hosts.nntp, hosts.nntp.nolimit - list of hosts that feed NNTP news
The file /var/spool/news/data/hosts.nntp is read by innd(8) to get the
list of hosts that feed the local site Usenet news using the NNTP pro‐
tocol. The server reads this file at start-up or when directed to by
ctlinnd(8). When a hosts connects to the NNTP port of the system on
which innd is running, the server will do a check to see if their
Internet address is the same as one of the hosts named in this file.
If the host is not mentioned, then innd will spawn an nnrpd(8) to
process the connection, with the accepted connection on standard input
and standard output.
Comments begin with a number sign (``#'') and continue through the end
of the line. Blank lines and comments also ignored. All other lines
should consist of two or three fields separated by a colon.
The first field should be either an Internet address in dotted-quad
format or an address that can be parsed by gethostbyname(3). If a
host's entry has multiple addresses, all of them will be added to the
access list. The second field, which may be blank, is the password the
foreign host is required to use when first connecting. The third
field, which may be omitted, is a list of newsgroups to which the host
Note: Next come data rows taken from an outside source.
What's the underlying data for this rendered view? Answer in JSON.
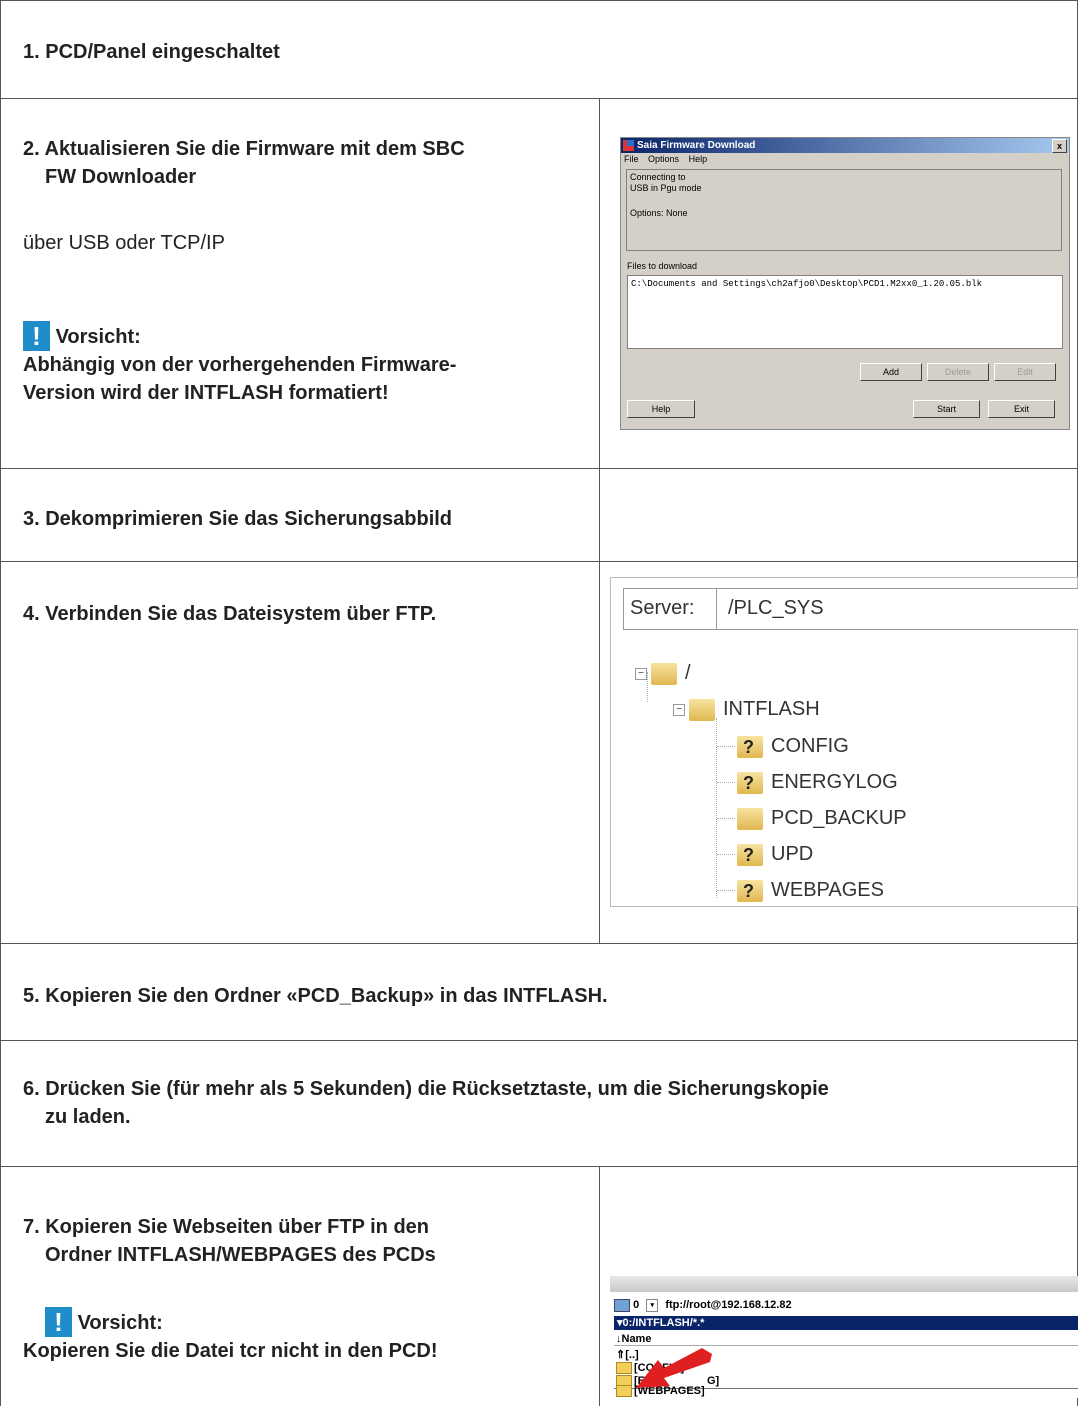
{
  "steps": {
    "s1": "1. PCD/Panel eingeschaltet",
    "s2_title_line1": "2. Aktualisieren Sie die Firmware mit dem SBC",
    "s2_title_line2": "FW Downloader",
    "s2_sub": "über USB oder TCP/IP",
    "s2_warn_label": "Vorsicht:",
    "s2_warn_line1": "Abhängig von der vorhergehenden Firmware-",
    "s2_warn_line2": "Version wird der INTFLASH formatiert!",
    "s3": "3. Dekomprimieren Sie das Sicherungsabbild",
    "s4": "4. Verbinden Sie das Dateisystem über FTP.",
    "s5": "5. Kopieren Sie den Ordner «PCD_Backup» in das INTFLASH.",
    "s6_line1": "6. Drücken Sie (für mehr als 5 Sekunden) die Rücksetztaste, um die Sicherungskopie",
    "s6_line2": "zu laden.",
    "s7_line1": "7. Kopieren Sie Webseiten über FTP in den",
    "s7_line2": "Ordner INTFLASH/WEBPAGES des PCDs",
    "s7_warn_label": "Vorsicht:",
    "s7_warn_text": "Kopieren Sie die Datei tcr nicht in den PCD!",
    "warn_glyph": "!"
  },
  "fw_window": {
    "title": "Saia Firmware Download",
    "close": "x",
    "menu": [
      "File",
      "Options",
      "Help"
    ],
    "status_line1": "Connecting to",
    "status_line2": "USB in Pgu mode",
    "options": "Options: None",
    "files_label": "Files to download",
    "file_path": "C:\\Documents and Settings\\ch2afjo0\\Desktop\\PCD1.M2xx0_1.20.05.blk",
    "buttons": {
      "add": "Add",
      "delete": "Delete",
      "edit": "Edit",
      "help": "Help",
      "start": "Start",
      "exit": "Exit"
    }
  },
  "ftp_tree": {
    "server_label": "Server:",
    "server_value": "/PLC_SYS",
    "root": "/",
    "intflash": "INTFLASH",
    "children": [
      {
        "name": "CONFIG",
        "unknown": true
      },
      {
        "name": "ENERGYLOG",
        "unknown": true
      },
      {
        "name": "PCD_BACKUP",
        "unknown": false
      },
      {
        "name": "UPD",
        "unknown": true
      },
      {
        "name": "WEBPAGES",
        "unknown": true
      }
    ],
    "unknown_glyph": "?",
    "expand_glyph": "−"
  },
  "tc_panel": {
    "drive": "0",
    "drive_dropdown": "▾",
    "url": "ftp://root@192.168.12.82",
    "path": "▾0:/INTFLASH/*.*",
    "column": "↓Name",
    "items": [
      "[..]",
      "[CONFIG]",
      "[EN",
      "G]",
      "[WEBPAGES]"
    ]
  },
  "colors": {
    "warning_icon": "#1f8dc9",
    "arrow": "#e02020",
    "title_bar": "#0a246a"
  }
}
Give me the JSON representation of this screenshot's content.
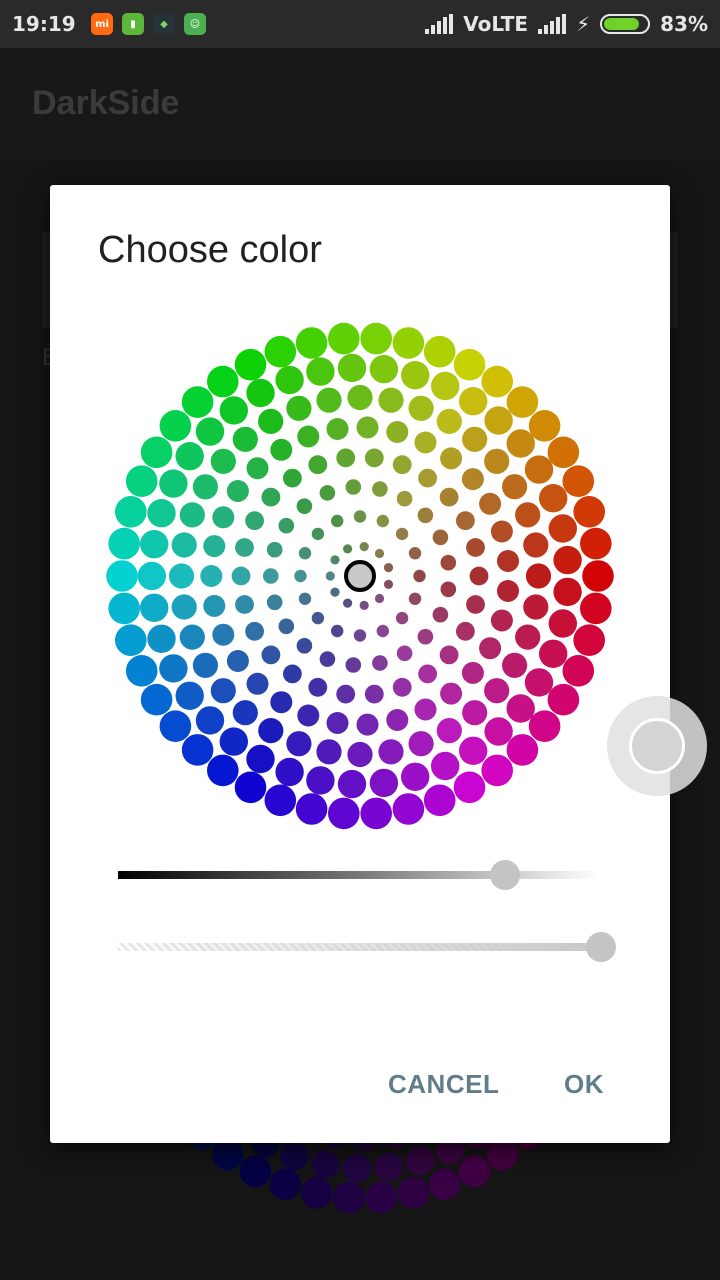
{
  "status_bar": {
    "time": "19:19",
    "network": "VoLTE",
    "battery_percent": "83%",
    "battery_level": 0.83,
    "notification_icons": [
      "mi-app-icon",
      "sim-icon",
      "android-icon",
      "android-robot-icon"
    ]
  },
  "app_bar": {
    "title": "DarkSide"
  },
  "background": {
    "partial_label": "E"
  },
  "dialog": {
    "title": "Choose color",
    "lightness_value": 0.8,
    "alpha_value": 1.0,
    "selected_color": "#c8c8c8",
    "buttons": {
      "cancel": "CANCEL",
      "ok": "OK"
    }
  },
  "fab": {
    "icon": "color-circle-icon"
  }
}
may post articles. This list is parsed as a newsfeeds(5) subscription
list; groups not in the list are ignored.
Since innd is usually started at system boot time, the local nameserver
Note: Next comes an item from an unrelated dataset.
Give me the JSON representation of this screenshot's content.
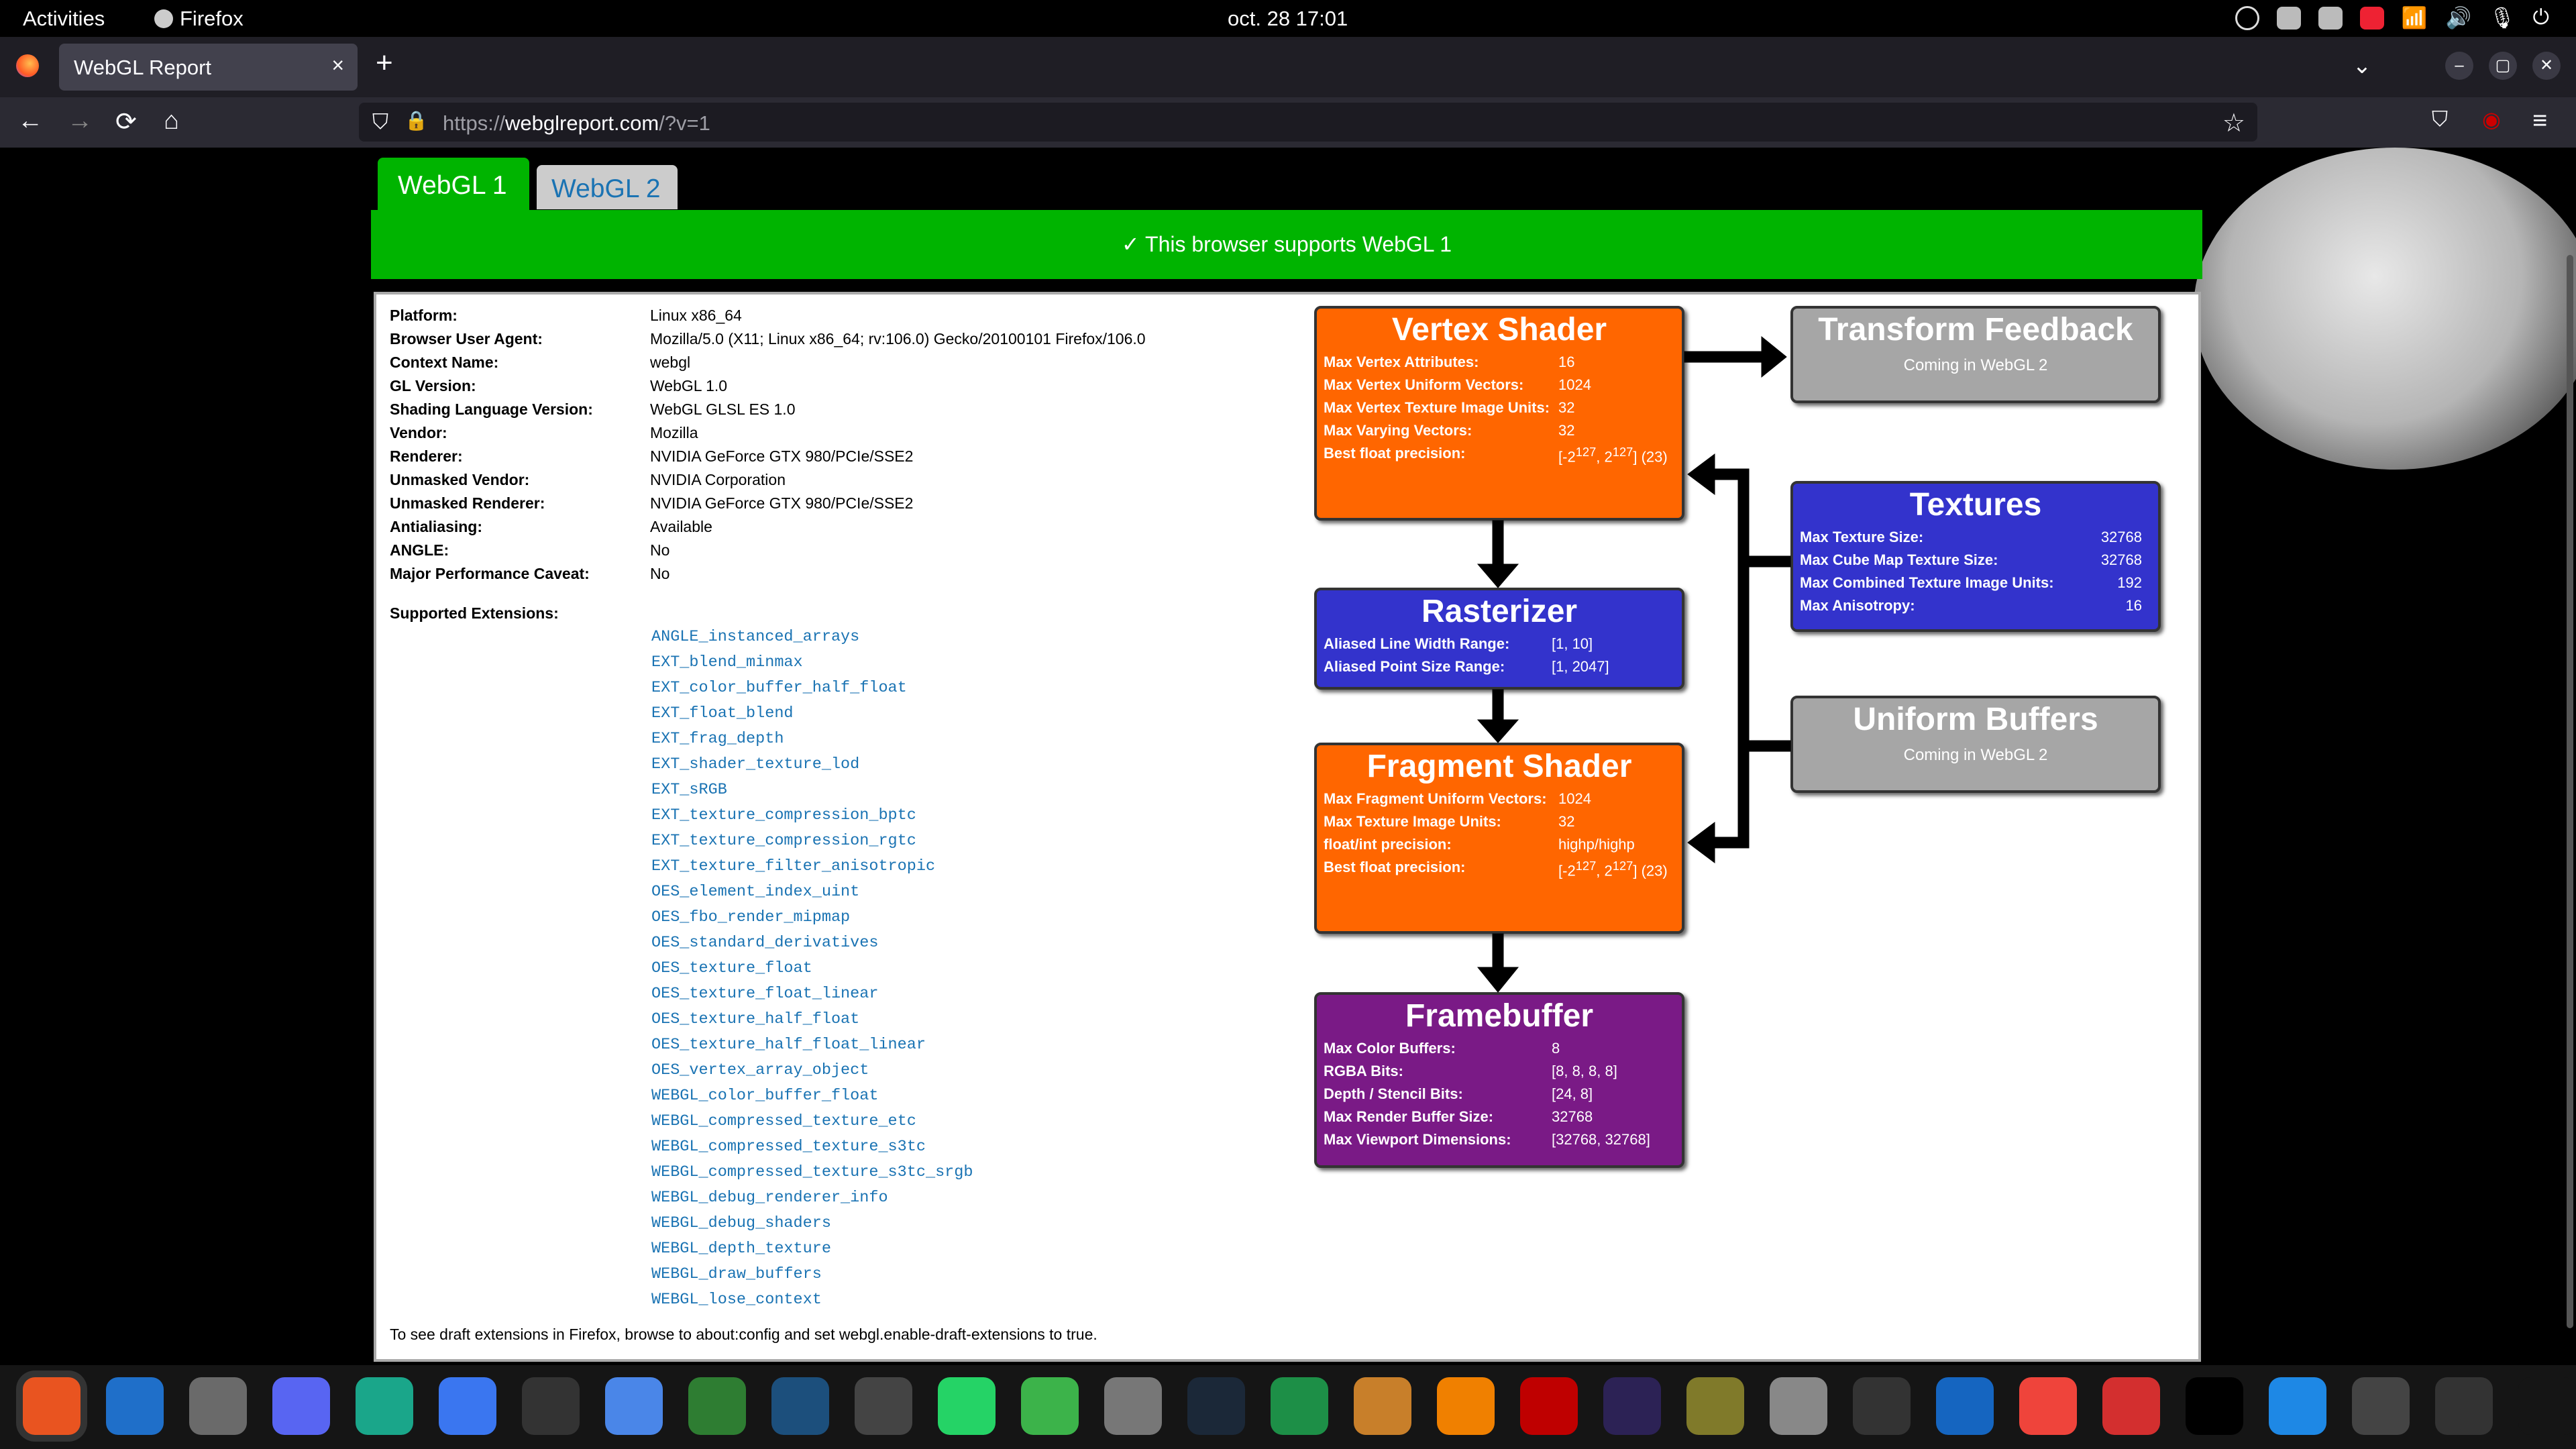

may not be fully operational when innd parses this file. As a work-
around, a ctlinnd ``reload'' command can be performed after a delay of
an hour or so. It is also possible to provide both a host's name and
its dotted-quad address in the file.
## FOO has a password, UUNET doesn't.
## UUNET cannot post to local group.s
## These are comment lines.
If the file contains passwords, it should not be world-readable. The
file /var/spool/news/data/hosts.nntp.nolimit, if it exists is read
whenever the ``hosts.nntp'' file is read. It has the same format,
although only the first field is used. Any host mentioned in this file
is not subject to the incoming connections limit specified by innd's
``-c'' flag. This can be used to allow local hosts or time-sensitive
peers, to connect regardless of the local conditions.
Written by Rich $alz <email@example.com> for InterNetNews. This is
revision 1.17, dated 1993/03/18.
SEE ALSOctlinnd(8), innd(8), nnrpd(8).